• **INSTRUCTIONS FOR THE TASK**
How many lines in the listing below include the word "weekday"? Reply with the count alone.

• **EXTRACTED DATA**
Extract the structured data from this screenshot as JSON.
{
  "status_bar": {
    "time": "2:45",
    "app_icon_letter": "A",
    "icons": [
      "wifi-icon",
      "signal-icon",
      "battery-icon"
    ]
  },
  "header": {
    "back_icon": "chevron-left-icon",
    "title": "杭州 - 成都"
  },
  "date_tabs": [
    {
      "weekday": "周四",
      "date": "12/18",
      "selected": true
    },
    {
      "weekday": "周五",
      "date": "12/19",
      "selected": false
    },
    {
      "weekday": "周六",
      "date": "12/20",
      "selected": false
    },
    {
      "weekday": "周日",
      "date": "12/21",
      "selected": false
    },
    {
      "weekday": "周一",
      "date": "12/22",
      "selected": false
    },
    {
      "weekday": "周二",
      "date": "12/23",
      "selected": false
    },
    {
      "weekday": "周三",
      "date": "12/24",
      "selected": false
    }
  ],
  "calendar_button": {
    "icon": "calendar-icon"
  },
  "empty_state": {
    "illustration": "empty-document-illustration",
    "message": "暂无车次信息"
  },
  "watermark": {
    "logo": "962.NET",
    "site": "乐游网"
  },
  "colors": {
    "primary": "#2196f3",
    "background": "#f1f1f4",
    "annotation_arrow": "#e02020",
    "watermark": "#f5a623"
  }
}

• **RESULT**
7